WHAT YOU HAVE TO DO: Examine the material below. Gather every line in which the string "cards" appears.

•••••

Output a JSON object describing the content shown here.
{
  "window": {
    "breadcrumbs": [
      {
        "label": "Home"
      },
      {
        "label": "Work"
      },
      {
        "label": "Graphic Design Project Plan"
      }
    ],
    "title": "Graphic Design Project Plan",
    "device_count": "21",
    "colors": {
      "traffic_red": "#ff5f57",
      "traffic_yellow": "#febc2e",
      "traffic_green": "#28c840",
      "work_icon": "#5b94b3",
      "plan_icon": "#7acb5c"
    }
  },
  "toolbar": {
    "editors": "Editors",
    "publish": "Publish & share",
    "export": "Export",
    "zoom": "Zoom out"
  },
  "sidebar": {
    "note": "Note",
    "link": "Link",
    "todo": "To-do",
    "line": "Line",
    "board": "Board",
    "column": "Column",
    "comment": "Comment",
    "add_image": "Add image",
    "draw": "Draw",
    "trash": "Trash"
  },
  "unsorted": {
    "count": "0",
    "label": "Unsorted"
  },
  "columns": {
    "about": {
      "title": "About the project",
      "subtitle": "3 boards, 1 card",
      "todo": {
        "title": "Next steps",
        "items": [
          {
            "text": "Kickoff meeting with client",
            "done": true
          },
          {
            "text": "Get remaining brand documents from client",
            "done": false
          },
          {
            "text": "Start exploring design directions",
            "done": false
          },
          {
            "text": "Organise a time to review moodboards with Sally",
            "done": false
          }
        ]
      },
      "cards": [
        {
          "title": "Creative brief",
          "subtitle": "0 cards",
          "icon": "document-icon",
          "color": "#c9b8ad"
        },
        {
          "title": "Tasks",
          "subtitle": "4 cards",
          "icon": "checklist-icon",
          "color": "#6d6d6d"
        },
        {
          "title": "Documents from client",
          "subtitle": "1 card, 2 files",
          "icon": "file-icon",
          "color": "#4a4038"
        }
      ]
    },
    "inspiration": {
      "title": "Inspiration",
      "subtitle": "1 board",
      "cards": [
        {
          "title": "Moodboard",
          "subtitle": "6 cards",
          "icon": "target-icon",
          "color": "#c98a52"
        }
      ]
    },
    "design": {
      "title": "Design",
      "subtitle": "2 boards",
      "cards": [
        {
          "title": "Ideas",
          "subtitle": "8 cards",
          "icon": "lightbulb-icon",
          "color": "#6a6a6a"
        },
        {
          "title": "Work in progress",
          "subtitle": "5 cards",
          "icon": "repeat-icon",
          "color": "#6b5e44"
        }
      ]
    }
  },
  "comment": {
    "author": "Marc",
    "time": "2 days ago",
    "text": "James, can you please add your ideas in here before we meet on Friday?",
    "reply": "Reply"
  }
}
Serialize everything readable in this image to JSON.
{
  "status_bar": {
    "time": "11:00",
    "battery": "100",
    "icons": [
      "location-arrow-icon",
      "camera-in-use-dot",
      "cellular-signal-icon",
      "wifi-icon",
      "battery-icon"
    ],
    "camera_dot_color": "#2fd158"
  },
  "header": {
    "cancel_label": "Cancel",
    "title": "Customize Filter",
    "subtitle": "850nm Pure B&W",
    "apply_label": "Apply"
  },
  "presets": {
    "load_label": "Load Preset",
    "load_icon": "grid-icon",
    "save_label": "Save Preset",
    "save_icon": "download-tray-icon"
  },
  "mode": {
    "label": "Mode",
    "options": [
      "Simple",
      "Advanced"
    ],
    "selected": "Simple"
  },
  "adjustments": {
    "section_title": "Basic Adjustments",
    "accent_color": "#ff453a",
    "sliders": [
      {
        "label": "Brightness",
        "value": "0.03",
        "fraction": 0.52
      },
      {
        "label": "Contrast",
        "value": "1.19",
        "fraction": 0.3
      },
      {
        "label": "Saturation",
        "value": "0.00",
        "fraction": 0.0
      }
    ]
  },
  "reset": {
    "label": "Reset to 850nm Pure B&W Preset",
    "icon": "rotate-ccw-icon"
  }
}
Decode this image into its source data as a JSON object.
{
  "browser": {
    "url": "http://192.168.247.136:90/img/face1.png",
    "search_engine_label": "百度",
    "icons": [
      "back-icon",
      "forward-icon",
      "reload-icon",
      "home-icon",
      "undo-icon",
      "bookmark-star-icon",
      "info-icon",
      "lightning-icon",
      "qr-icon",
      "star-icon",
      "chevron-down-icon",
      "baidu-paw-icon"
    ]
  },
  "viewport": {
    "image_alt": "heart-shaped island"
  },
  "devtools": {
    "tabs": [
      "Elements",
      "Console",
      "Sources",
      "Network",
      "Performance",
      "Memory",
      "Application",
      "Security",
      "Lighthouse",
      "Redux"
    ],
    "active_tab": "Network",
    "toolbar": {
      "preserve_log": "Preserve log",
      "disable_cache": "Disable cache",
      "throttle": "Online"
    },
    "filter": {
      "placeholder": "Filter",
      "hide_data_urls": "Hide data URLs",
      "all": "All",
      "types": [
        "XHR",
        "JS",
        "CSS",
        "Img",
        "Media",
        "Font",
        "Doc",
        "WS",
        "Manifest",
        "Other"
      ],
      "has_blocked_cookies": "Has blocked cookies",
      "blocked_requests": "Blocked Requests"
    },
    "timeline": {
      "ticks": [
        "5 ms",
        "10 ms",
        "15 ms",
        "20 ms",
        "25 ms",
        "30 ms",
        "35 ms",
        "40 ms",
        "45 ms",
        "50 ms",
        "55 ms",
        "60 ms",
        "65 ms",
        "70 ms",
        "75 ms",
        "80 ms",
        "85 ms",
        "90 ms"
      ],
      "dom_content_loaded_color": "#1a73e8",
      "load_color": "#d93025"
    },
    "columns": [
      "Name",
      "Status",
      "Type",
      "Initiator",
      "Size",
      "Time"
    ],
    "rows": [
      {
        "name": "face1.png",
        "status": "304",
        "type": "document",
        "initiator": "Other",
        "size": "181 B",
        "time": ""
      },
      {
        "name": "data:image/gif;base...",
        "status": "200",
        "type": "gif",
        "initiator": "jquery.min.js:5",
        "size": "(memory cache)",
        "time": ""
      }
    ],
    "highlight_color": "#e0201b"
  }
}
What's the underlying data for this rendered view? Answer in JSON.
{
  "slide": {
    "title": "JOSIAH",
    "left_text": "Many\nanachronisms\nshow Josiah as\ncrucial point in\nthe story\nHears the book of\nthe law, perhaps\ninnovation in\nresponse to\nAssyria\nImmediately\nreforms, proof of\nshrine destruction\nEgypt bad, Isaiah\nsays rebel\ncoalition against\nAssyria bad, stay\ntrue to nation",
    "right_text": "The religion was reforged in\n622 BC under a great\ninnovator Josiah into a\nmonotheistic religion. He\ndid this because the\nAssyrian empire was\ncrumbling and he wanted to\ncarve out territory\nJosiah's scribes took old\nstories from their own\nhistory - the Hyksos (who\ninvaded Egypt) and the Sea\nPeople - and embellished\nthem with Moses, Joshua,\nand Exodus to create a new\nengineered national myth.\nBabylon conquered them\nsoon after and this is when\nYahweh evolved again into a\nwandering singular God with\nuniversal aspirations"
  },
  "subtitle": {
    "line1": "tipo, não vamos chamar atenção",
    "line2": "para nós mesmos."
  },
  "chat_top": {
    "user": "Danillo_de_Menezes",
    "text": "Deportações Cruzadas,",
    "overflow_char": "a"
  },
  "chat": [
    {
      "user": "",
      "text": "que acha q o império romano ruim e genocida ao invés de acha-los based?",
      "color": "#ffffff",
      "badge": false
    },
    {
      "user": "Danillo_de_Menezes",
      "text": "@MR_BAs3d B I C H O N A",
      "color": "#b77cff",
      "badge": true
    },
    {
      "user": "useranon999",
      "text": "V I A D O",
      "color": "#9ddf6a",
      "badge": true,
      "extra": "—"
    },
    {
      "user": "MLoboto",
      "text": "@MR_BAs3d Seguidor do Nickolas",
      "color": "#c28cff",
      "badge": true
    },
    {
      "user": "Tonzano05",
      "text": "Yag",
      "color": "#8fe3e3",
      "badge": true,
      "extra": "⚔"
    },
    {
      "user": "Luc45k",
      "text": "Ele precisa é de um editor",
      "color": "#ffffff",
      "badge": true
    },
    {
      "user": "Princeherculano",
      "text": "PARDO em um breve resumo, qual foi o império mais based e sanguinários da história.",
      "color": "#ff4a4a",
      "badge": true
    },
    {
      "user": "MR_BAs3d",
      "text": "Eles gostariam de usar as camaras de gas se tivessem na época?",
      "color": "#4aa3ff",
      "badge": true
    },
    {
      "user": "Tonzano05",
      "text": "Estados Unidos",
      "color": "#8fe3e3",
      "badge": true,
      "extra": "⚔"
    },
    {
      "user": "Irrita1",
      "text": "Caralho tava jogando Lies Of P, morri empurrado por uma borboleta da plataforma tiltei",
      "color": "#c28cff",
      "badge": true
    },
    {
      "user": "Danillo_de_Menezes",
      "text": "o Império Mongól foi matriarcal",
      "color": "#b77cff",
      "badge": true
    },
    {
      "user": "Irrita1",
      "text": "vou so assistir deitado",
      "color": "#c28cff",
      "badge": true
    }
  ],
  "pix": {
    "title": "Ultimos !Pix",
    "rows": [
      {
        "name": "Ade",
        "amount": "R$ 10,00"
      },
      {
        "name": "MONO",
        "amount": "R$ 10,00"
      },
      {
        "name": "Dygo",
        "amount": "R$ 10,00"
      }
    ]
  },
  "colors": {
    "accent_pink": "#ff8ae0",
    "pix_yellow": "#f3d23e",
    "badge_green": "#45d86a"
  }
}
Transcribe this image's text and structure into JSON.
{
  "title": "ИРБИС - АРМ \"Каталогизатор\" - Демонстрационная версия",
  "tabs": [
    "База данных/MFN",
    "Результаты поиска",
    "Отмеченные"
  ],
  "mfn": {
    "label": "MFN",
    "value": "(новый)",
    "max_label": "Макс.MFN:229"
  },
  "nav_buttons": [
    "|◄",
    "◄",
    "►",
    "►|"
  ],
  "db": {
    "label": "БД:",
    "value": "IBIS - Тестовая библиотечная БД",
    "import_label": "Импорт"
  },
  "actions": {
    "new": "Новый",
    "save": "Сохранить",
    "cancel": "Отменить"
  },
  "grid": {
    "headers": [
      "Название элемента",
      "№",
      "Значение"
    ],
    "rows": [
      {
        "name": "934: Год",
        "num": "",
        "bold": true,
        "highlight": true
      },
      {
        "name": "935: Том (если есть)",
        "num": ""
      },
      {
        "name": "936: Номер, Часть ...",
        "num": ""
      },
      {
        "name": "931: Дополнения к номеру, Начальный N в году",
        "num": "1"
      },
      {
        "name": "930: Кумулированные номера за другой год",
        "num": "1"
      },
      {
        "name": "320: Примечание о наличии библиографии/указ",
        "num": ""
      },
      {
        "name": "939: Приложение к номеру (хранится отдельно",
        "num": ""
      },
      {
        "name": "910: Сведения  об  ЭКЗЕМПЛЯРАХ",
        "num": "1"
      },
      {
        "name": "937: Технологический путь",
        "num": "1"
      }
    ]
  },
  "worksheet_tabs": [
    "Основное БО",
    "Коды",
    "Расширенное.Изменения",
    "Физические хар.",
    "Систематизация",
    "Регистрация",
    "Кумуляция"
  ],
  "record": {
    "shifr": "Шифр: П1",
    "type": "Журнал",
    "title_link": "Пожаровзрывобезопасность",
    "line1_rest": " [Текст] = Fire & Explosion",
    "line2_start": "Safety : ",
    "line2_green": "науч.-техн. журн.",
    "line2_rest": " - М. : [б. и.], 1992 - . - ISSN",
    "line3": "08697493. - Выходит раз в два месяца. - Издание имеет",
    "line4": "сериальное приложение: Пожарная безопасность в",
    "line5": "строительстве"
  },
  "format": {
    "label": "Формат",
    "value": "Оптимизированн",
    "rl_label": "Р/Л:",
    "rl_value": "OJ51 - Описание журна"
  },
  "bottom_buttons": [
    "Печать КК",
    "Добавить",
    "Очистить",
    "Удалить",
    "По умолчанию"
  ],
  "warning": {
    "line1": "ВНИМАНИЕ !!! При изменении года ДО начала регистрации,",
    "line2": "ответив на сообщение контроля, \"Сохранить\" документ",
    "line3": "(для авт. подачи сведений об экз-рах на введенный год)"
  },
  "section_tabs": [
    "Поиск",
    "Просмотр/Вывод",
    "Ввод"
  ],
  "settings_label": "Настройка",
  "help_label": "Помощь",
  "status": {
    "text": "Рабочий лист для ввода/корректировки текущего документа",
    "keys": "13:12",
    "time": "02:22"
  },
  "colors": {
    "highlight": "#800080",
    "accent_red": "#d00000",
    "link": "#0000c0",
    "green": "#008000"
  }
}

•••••

EXERCISE ANSWER:
      "cards": [
          "subtitle": "0 cards",
          "subtitle": "4 cards",
      "cards": [
          "subtitle": "6 cards",
      "cards": [
          "subtitle": "8 cards",
          "subtitle": "5 cards",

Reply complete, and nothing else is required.